36 Pages Posted: 4 Nov 2008
Date Written: October 2003
There has been substantial public and regulatory attention of late to apparent exploitation of conflicts of interest involving financial services firms based on financial market imperfections and asymmetric information. This paper proposes a workable taxonomy of conflicts of interest in financial services firms, and links it to the nature and scope of activities conducted by such firms, including possible compounding of interest-conflicts in multifunctional client relationships. It lays out the conditions that either encourage or constrain exploitation of conflicts of interest, focusing in particular on the role of information asymmetries and market discipline, including the shareholder-impact of litigation and regulatory initiatives.
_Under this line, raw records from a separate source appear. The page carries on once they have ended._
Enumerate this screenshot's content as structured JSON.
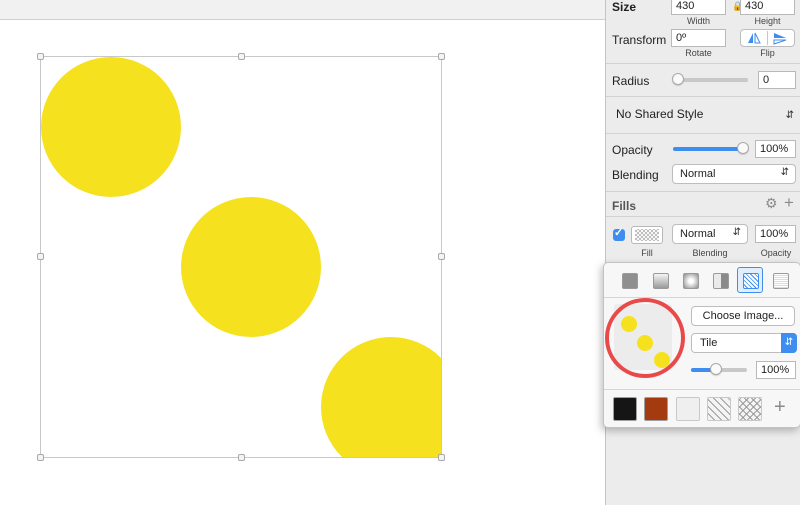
{
  "inspector": {
    "size": {
      "label": "Size",
      "width": "430",
      "height": "430",
      "width_label": "Width",
      "height_label": "Height"
    },
    "transform": {
      "label": "Transform",
      "rotate_value": "0º",
      "rotate_label": "Rotate",
      "flip_label": "Flip"
    },
    "radius": {
      "label": "Radius",
      "value": "0",
      "slider_fraction": 0
    },
    "shared_style": "No Shared Style",
    "opacity": {
      "label": "Opacity",
      "value": "100%",
      "slider_fraction": 1.0
    },
    "blending": {
      "label": "Blending",
      "value": "Normal"
    },
    "fills": {
      "title": "Fills",
      "row": {
        "checked": true,
        "blend": "Normal",
        "opacity": "100%",
        "fill_label": "Fill",
        "blending_label": "Blending",
        "opacity_label": "Opacity"
      }
    }
  },
  "popover": {
    "fill_types": [
      "solid-fill",
      "linear-gradient",
      "radial-gradient",
      "angular-gradient",
      "pattern-fill",
      "noise-fill"
    ],
    "selected_type": "pattern-fill",
    "choose_image": "Choose Image...",
    "mode": "Tile",
    "scale": "100%",
    "scale_fraction": 0.45,
    "presets": [
      "dark-texture",
      "rust-texture",
      "light-texture",
      "diagonal-lines",
      "crosshatch"
    ],
    "add_label": "+",
    "colors": {
      "highlight_circle": "#e84a4a",
      "preset_rust": "#a33a10",
      "preset_dark": "#151515"
    }
  },
  "canvas": {
    "dot_color": "#f5e11e"
  }
}
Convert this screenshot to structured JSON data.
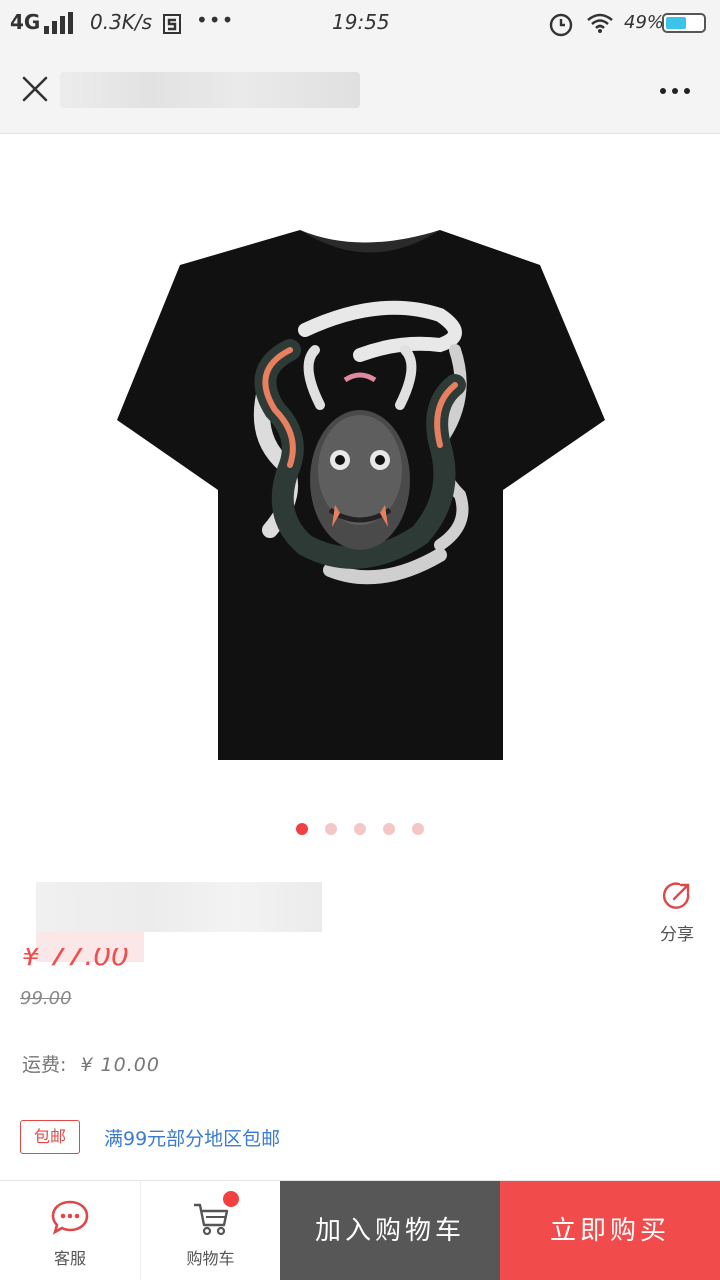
{
  "status_bar": {
    "network": "4G",
    "speed": "0.3K/s",
    "time": "19:55",
    "battery": "49%",
    "more_dots": "•••"
  },
  "nav": {
    "close_icon": "close-icon",
    "more_icon": "more-horizontal-icon"
  },
  "product": {
    "image_icon": "tshirt-product-image",
    "carousel_count": 5,
    "carousel_active": 0,
    "price": "¥ 77.00",
    "original_price": "99.00",
    "share_label": "分享",
    "shipping_label": "运费:",
    "shipping_value": "¥ 10.00",
    "free_tag": "包邮",
    "promo": "满99元部分地区包邮"
  },
  "bottom_bar": {
    "service_label": "客服",
    "cart_label": "购物车",
    "add_to_cart": "加入购物车",
    "buy_now": "立即购买"
  },
  "colors": {
    "accent": "#f24b4b",
    "dark_button": "#575757",
    "link": "#3a7bd5"
  }
}
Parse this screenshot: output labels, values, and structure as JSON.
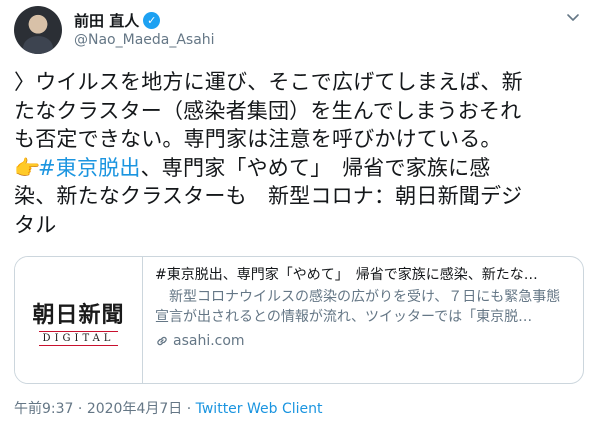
{
  "author": {
    "display_name": "前田 直人",
    "handle": "@Nao_Maeda_Asahi",
    "verified": true
  },
  "tweet": {
    "lines": [
      "〉ウイルスを地方に運び、そこで広げてしまえば、新",
      "たなクラスター（感染者集団）を生んでしまうおそれ",
      "も否定できない。専門家は注意を呼びかけている。"
    ],
    "emoji": "👉",
    "hashtag": "#東京脱出",
    "line4_rest": "、専門家「やめて」　帰省で家族に感",
    "line5": "染、新たなクラスターも　新型コロナ：朝日新聞デジ",
    "line6": "タル"
  },
  "card": {
    "logo_main": "朝日新聞",
    "logo_sub": "DIGITAL",
    "title": "#東京脱出、専門家「やめて」　帰省で家族に感染、新たな…",
    "description": "　新型コロナウイルスの感染の広がりを受け、７日にも緊急事態宣言が出されるとの情報が流れ、ツイッターでは「東京脱…",
    "domain": "asahi.com"
  },
  "meta": {
    "time": "午前9:37",
    "separator1": " · ",
    "date": "2020年4月7日",
    "separator2": " · ",
    "source": "Twitter Web Client"
  },
  "colors": {
    "link": "#1b95e0",
    "verified": "#1da1f2",
    "secondary_text": "#657786",
    "border": "#ccd6dd"
  }
}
External regulation and market discipline are viewed as both complements and substitutes - market discipline can leverage the impact of external regulatory sanctions, while improving its granularity though detailed management initiatives applied under threat of market discipline. At the same time, market discipline may help obviate the need for some types of external control of conflict of interest exploitation.
Suggested Citation: Suggested Citation
Walter, Ingo, Conflicts of Interest and Market Discipline Among Financial Services Firms (October 2003). NYU Working Paper No. 2451/27263. Available at SSRN: https://ssrn.com/abstract=1295181